City of Hope is a leader in the use of stem cell transplantation
to treat lymphoma and other blood disorders. Since the program began in 1976, more than 12,000 transplants have been performed and it has been recognized for superior survival outcomes
for nine consecutive years—the only transplant center in the United States with such an achievement.
Transplants are sometimes performed early in the course of treatment to improve long-term results or it may be utilized when other treatments are not working.
In this procedure, a patient undergoes intensive chemotherapy, and sometimes radiation therapy, to destroy the cancer-causing cells followed by an infusion of healthy new stem cells. The stem cell transplant may be either autologous (extracted from the patient’s own body) or allogeneic (using stem cells taken from another person.)
In autologous transplants, a patient donates and receives back his or her own stem cells, typically collected from peripheral (circulating) blood. City of Hope has pioneered the use of early autologous stem cell transplantation in patients with aggressive non-Hodgkin lymphoma to avoid relapse after initial treatment. This is also the most effective treatment for most patients with a lymphoma recurrence.
Patients with Hodgkin or AIDS-related lymphomas are sometimes good candidates for autologous stem cell transplantation.
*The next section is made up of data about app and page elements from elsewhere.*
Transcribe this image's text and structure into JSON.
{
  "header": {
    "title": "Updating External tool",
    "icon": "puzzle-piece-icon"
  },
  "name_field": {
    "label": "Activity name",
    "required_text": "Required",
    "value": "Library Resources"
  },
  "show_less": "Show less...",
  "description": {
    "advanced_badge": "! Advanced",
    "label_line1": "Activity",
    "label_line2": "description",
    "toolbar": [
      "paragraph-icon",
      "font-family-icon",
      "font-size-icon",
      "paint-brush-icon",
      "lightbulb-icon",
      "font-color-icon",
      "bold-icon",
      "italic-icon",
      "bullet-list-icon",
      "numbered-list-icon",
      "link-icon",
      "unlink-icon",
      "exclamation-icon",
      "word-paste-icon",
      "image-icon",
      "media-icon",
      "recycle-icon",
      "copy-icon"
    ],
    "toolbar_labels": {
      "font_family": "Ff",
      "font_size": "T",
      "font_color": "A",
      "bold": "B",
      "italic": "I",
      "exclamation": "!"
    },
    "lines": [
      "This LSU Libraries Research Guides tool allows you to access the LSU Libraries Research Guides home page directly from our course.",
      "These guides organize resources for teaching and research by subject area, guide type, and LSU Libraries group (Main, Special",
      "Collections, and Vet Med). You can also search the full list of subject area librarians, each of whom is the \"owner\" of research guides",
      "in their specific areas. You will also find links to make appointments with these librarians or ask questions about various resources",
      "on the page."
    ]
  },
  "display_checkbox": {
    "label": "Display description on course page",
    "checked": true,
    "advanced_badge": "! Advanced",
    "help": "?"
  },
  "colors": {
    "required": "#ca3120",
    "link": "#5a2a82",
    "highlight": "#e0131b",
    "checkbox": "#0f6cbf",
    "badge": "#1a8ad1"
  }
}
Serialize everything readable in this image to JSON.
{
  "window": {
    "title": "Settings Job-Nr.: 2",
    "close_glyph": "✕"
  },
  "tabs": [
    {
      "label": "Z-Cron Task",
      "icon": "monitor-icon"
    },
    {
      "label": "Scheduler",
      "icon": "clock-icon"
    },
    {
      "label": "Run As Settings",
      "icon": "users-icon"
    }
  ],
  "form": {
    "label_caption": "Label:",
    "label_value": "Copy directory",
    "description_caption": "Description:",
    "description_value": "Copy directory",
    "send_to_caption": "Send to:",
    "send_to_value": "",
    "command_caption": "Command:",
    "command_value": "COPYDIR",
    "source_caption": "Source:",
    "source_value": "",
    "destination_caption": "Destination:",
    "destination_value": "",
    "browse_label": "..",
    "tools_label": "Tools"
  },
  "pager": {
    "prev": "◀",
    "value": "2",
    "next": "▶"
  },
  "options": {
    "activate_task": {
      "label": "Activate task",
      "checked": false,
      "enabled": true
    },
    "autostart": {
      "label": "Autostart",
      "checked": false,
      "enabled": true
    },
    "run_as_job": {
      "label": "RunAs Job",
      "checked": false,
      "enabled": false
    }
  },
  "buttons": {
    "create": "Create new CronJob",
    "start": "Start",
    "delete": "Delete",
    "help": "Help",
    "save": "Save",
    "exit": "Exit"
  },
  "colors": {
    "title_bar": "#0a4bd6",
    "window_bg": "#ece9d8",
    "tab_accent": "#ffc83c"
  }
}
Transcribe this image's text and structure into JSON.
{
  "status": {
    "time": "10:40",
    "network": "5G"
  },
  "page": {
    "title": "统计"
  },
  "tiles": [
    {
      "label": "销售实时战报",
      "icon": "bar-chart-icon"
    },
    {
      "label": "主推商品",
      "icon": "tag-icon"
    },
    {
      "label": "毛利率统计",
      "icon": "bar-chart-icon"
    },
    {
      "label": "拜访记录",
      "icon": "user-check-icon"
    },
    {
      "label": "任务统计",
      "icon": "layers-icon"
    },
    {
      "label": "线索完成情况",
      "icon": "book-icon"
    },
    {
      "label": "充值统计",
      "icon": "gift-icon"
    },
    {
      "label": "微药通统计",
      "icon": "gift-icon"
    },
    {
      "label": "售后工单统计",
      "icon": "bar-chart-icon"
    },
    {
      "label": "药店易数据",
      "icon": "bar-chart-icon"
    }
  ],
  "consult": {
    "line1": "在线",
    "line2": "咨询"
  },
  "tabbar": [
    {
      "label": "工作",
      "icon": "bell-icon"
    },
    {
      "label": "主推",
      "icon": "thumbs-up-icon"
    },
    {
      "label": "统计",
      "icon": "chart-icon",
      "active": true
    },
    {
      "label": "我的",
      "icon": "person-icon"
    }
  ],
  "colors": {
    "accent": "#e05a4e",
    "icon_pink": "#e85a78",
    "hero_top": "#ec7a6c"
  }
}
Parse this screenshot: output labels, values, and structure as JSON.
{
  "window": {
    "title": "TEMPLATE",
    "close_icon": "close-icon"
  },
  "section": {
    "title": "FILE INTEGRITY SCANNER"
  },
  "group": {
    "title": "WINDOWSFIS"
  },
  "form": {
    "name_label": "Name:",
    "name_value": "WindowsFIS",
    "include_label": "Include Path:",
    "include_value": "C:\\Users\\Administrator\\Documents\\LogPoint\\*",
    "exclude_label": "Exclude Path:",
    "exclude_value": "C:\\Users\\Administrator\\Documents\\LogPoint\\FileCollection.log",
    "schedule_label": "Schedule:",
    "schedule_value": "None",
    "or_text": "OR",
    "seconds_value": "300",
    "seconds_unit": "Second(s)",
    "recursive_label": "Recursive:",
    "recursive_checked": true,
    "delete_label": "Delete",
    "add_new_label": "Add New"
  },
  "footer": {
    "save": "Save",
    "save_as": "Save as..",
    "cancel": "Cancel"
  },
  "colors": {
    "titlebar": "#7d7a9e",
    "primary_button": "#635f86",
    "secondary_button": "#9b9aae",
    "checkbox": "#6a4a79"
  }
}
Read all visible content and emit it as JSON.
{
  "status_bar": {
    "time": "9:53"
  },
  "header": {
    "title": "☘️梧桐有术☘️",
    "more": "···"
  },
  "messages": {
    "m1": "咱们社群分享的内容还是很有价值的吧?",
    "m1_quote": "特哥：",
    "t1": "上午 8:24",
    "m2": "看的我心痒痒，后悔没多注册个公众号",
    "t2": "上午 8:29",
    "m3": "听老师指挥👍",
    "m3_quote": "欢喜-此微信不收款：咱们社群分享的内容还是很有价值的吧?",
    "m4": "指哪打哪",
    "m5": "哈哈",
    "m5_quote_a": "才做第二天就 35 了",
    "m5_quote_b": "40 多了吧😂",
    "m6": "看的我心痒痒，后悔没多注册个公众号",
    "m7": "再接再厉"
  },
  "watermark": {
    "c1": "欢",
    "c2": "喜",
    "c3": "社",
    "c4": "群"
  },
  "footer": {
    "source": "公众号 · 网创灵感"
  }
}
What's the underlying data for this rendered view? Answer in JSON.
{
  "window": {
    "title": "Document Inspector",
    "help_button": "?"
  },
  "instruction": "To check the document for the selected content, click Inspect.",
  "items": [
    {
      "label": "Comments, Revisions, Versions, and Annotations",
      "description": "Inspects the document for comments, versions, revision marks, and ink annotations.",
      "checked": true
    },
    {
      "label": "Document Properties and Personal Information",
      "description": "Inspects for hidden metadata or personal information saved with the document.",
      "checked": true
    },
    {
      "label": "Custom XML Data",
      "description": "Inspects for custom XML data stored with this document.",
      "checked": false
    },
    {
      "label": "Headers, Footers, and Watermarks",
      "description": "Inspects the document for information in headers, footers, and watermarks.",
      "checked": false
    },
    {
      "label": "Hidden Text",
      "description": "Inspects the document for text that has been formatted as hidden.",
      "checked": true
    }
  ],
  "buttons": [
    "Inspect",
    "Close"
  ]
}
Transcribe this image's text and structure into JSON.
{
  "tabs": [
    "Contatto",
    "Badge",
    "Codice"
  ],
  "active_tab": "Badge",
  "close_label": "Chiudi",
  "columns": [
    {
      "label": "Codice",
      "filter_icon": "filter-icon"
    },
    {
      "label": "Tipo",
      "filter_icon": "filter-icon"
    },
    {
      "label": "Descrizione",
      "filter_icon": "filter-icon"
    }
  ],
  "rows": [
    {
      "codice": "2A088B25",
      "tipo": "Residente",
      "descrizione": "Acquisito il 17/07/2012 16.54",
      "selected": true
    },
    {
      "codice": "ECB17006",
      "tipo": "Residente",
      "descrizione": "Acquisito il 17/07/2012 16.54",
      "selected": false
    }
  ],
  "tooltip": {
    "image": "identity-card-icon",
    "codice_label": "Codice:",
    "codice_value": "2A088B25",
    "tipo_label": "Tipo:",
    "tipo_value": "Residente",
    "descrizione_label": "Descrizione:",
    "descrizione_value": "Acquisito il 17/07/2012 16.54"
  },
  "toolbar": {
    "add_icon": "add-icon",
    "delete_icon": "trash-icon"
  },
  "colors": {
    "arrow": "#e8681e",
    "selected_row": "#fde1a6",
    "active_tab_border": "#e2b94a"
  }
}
City of Hope is currently conducting studies using genetically engineered autologous stem cells to provide additional resistance against HIV infection for patients with AIDS-related lymphoma.
For some patients, particularly those whose disease have advanced extensively throughout the body and bone marrow, an allogeneic transplant is preferred, using stem cells from a matched donor or cord blood.
In allogeneic transplants, the donor is preferably a relative with a matching stem cell type. Alternatively, a matched unrelated donor who has a similar genetic type may be used. At City of Hope, 45 percent of allogeneic transplants come from volunteer donors who are unrelated to the patient.
One known complication of allogeneic transplants is graft versus host disease (GvHD), in which the newly transplanted cells does not recognize the recipient’s body as their own and forms an immune response against it. City of Hope is on the forefront of tackling this side effect and is constantly improving allogeneic transplant protocols to reduce GvHD risk and minimizing its impact if it does occur.
City of Hope physicians also specialize in “mini” stem cell transplants for patients who cannot tolerate the side effects associated with a standard stem cell transplantation, such as older patients or patients with other medical conditions. These transplants rely less on the heavy doses of chemotherapy and radiation and more on the antitumor effects of the graft itself. This novel approach has patients who otherwise ineligible, including patients in their 70s, to be treated with this lifesaving procedure.